An explosion at Albright & Wilson's plant in Charleston, South Carolina, in June 1991 killed nine people and injured 33 others.
The latest development cast a pall over A&W's Stock Exchange dbut. On Wednesday, the first day of trading in the shares, they closed at 162p, at a premium to the 150p offer price. But that was far below the 190p Tenneco had sought in initial discussions with investors. The shares closed the week at 162.5p.
Although the weak new issues market was blamed for the climbdown over pricing, A&W's unquantifiable litigation exposure also contributed.
Dana Meed, the boss of Tenneco, the US oil and gas pipeline company, and owner until last month of A&W, was criticised in public last week by Mrs Melissa Grimes, wife of one of the victims. At a public lecture given by Mr Meed in Charleston she rebuked him for the company's failure to compensate the victims,
Mrs Grimes asked why Tenneco's management had failed to heed warnings that the A&W plant had potential safety problems. Mr Meed was reportedly nonplussed, before replying that following the explosion, $20m (£12.5m) had been invested to modernise the plant.

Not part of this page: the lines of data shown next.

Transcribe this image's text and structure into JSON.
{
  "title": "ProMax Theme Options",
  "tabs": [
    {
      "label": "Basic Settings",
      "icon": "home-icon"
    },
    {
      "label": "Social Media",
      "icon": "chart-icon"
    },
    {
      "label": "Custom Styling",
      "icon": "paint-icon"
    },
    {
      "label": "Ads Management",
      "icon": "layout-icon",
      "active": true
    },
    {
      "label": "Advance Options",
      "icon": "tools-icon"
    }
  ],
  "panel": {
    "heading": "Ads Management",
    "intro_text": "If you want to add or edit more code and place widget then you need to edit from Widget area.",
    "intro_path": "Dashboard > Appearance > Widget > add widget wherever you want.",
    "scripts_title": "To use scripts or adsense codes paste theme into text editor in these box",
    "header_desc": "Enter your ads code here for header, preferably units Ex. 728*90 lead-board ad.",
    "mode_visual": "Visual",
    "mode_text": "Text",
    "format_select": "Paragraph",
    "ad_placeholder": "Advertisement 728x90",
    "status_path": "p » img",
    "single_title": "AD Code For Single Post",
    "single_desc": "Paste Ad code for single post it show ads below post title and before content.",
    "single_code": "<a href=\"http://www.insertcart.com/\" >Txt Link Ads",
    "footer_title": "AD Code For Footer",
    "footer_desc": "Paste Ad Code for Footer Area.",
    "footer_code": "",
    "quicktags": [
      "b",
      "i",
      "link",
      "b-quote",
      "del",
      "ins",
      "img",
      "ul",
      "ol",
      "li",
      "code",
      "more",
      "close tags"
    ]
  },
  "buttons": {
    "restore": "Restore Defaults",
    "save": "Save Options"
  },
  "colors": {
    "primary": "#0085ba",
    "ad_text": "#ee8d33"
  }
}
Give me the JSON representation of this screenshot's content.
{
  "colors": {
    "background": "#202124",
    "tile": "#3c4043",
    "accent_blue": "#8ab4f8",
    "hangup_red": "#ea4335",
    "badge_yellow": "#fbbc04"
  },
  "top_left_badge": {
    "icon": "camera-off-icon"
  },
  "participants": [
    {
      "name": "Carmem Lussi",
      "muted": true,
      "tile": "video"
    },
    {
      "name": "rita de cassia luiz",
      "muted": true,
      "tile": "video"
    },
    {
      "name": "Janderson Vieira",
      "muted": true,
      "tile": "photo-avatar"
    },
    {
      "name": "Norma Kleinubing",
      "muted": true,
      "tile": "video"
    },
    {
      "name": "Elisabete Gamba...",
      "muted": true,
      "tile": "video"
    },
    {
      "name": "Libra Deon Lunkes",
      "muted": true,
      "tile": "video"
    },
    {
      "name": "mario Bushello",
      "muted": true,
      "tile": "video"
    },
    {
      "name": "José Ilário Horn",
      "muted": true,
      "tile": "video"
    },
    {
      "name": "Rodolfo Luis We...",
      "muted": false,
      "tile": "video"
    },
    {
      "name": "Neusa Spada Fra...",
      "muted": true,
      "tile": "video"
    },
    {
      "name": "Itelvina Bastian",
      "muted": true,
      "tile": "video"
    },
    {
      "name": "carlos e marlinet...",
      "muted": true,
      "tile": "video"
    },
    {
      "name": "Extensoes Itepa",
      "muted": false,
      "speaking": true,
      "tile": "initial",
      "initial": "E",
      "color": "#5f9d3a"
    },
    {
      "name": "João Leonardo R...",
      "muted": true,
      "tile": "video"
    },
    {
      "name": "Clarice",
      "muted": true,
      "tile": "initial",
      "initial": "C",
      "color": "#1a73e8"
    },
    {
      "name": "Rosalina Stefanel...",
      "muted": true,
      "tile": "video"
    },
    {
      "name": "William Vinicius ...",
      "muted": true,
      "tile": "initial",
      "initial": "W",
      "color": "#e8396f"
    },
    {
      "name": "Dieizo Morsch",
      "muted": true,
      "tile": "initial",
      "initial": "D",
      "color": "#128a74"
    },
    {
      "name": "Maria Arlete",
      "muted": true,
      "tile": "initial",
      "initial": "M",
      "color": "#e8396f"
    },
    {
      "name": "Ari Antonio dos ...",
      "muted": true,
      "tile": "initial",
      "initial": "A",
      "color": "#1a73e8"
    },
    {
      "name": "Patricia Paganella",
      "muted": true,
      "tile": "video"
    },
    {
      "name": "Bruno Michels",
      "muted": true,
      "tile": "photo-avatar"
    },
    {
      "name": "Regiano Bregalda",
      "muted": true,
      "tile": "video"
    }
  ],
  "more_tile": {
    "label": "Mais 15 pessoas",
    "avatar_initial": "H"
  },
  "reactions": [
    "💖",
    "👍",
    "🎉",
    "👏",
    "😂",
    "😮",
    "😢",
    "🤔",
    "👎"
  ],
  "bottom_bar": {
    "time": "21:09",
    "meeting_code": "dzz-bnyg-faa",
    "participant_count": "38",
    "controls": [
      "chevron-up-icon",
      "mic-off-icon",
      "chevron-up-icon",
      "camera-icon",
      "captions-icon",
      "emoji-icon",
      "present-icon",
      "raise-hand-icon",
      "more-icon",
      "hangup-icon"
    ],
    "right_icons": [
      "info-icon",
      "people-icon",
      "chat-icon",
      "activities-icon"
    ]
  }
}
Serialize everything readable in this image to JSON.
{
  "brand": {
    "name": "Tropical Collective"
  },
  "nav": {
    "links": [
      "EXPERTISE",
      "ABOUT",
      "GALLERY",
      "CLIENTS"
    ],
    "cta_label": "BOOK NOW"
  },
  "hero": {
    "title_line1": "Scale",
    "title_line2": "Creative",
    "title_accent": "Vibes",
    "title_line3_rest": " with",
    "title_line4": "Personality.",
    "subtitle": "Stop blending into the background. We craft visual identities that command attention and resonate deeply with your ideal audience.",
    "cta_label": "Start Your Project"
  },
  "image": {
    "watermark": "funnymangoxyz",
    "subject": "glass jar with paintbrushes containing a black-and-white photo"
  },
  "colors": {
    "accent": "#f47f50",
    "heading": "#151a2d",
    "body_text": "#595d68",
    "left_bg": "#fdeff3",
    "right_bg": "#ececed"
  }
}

He declined to answer her next question, as to why, given Tenneco's resources, it had chosen not to settle with the victims.
Mrs Grimes, whose husband, Frank, 36, suffered brain damage in the explosion, blamed the company's "greed" for its failure to respond, adding that if warnings had been observed, no one need have died. Mr Grimes was the only survivor among those inside the plant at the time of the explosion.
Richard Wern, a South Carolina lawyer, has filed a $500m claim against A&W and Tenneco on behalf of Mr Grimes. That suit has been passed for appeal to the South Carolina Supreme Court, and should be heard sometime between June and October this year. Another lawyer, Richard Rosen, is trying to bring a class action against the company on behalf of 200 businesses and residents for damages allegedly sustained in the explosion.
In A&W's prospectus, the company says it has provided for legal action, and that "if any of the outstanding claims were to succeed, any compensation [would not] have a significant effect on the group's financial position".
The City says the company's core businesses are well-managed and attractive, but has tempered its enthusiasm with caution in view of the legal actions.
Charles Lambert, chemicals analyst at brokers Smith New Court, says A&W's potential liability is "one of those great imponderables. Until the legal process has wound through to a conclusion, we just don't know how much money is involved." He noted that most would be covered by insurance, although insurance premiums would soar if a big payment were awarded.Reuse content